SOURCE MATERIAL:
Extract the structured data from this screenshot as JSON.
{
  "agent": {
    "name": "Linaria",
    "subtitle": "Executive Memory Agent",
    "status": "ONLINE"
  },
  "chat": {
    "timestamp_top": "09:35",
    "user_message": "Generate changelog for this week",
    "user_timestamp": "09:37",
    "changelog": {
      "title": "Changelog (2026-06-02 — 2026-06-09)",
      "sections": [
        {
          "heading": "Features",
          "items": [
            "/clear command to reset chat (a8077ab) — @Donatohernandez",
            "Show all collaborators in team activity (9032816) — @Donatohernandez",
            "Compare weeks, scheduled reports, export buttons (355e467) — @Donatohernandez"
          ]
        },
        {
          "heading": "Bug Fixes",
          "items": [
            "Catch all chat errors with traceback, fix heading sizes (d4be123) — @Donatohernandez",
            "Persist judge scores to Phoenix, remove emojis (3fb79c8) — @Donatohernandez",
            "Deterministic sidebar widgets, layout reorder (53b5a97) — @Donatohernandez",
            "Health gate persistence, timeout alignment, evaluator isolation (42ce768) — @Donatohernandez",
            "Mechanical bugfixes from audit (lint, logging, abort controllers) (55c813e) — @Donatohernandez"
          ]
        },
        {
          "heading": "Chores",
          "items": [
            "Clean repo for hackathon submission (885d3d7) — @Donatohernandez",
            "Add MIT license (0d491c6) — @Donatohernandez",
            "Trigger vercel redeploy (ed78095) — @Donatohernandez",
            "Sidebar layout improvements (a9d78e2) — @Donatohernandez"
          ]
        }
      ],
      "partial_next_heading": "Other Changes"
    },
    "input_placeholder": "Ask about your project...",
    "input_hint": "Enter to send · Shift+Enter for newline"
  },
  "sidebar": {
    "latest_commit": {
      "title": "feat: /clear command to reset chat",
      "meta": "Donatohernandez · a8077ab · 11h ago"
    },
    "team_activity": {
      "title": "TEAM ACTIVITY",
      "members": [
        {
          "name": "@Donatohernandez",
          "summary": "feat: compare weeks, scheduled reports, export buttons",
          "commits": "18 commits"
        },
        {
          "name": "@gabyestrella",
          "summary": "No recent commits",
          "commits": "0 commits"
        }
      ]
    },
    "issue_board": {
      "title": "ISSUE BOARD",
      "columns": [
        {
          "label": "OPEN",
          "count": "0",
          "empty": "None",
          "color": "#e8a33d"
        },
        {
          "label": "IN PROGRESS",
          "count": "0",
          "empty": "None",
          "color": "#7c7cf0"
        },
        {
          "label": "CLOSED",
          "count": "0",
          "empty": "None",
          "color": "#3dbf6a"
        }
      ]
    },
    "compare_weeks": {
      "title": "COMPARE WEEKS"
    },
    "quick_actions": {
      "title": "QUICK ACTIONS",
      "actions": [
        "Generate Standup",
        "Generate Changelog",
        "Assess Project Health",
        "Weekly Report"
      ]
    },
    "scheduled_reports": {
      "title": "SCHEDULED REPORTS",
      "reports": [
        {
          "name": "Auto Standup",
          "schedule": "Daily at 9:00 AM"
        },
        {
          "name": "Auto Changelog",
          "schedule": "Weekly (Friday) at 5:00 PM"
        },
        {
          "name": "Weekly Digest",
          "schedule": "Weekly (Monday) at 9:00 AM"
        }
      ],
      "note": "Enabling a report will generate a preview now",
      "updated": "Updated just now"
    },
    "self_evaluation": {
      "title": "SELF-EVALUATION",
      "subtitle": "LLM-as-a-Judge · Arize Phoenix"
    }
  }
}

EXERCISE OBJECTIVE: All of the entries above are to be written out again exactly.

YOUR SOLUTION:
Extract the structured data from this screenshot as JSON.
{
  "agent": {
    "name": "Linaria",
    "subtitle": "Executive Memory Agent",
    "status": "ONLINE"
  },
  "chat": {
    "timestamp_top": "09:35",
    "user_message": "Generate changelog for this week",
    "user_timestamp": "09:37",
    "changelog": {
      "title": "Changelog (2026-06-02 — 2026-06-09)",
      "sections": [
        {
          "heading": "Features",
          "items": [
            "/clear command to reset chat (a8077ab) — @Donatohernandez",
            "Show all collaborators in team activity (9032816) — @Donatohernandez",
            "Compare weeks, scheduled reports, export buttons (355e467) — @Donatohernandez"
          ]
        },
        {
          "heading": "Bug Fixes",
          "items": [
            "Catch all chat errors with traceback, fix heading sizes (d4be123) — @Donatohernandez",
            "Persist judge scores to Phoenix, remove emojis (3fb79c8) — @Donatohernandez",
            "Deterministic sidebar widgets, layout reorder (53b5a97) — @Donatohernandez",
            "Health gate persistence, timeout alignment, evaluator isolation (42ce768) — @Donatohernandez",
            "Mechanical bugfixes from audit (lint, logging, abort controllers) (55c813e) — @Donatohernandez"
          ]
        },
        {
          "heading": "Chores",
          "items": [
            "Clean repo for hackathon submission (885d3d7) — @Donatohernandez",
            "Add MIT license (0d491c6) — @Donatohernandez",
            "Trigger vercel redeploy (ed78095) — @Donatohernandez",
            "Sidebar layout improvements (a9d78e2) — @Donatohernandez"
          ]
        }
      ],
      "partial_next_heading": "Other Changes"
    },
    "input_placeholder": "Ask about your project...",
    "input_hint": "Enter to send · Shift+Enter for newline"
  },
  "sidebar": {
    "latest_commit": {
      "title": "feat: /clear command to reset chat",
      "meta": "Donatohernandez · a8077ab · 11h ago"
    },
    "team_activity": {
      "title": "TEAM ACTIVITY",
      "members": [
        {
          "name": "@Donatohernandez",
          "summary": "feat: compare weeks, scheduled reports, export buttons",
          "commits": "18 commits"
        },
        {
          "name": "@gabyestrella",
          "summary": "No recent commits",
          "commits": "0 commits"
        }
      ]
    },
    "issue_board": {
      "title": "ISSUE BOARD",
      "columns": [
        {
          "label": "OPEN",
          "count": "0",
          "empty": "None",
          "color": "#e8a33d"
        },
        {
          "label": "IN PROGRESS",
          "count": "0",
          "empty": "None",
          "color": "#7c7cf0"
        },
        {
          "label": "CLOSED",
          "count": "0",
          "empty": "None",
          "color": "#3dbf6a"
        }
      ]
    },
    "compare_weeks": {
      "title": "COMPARE WEEKS"
    },
    "quick_actions": {
      "title": "QUICK ACTIONS",
      "actions": [
        "Generate Standup",
        "Generate Changelog",
        "Assess Project Health",
        "Weekly Report"
      ]
    },
    "scheduled_reports": {
      "title": "SCHEDULED REPORTS",
      "reports": [
        {
          "name": "Auto Standup",
          "schedule": "Daily at 9:00 AM"
        },
        {
          "name": "Auto Changelog",
          "schedule": "Weekly (Friday) at 5:00 PM"
        },
        {
          "name": "Weekly Digest",
          "schedule": "Weekly (Monday) at 9:00 AM"
        }
      ],
      "note": "Enabling a report will generate a preview now",
      "updated": "Updated just now"
    },
    "self_evaluation": {
      "title": "SELF-EVALUATION",
      "subtitle": "LLM-as-a-Judge · Arize Phoenix"
    }
  }
}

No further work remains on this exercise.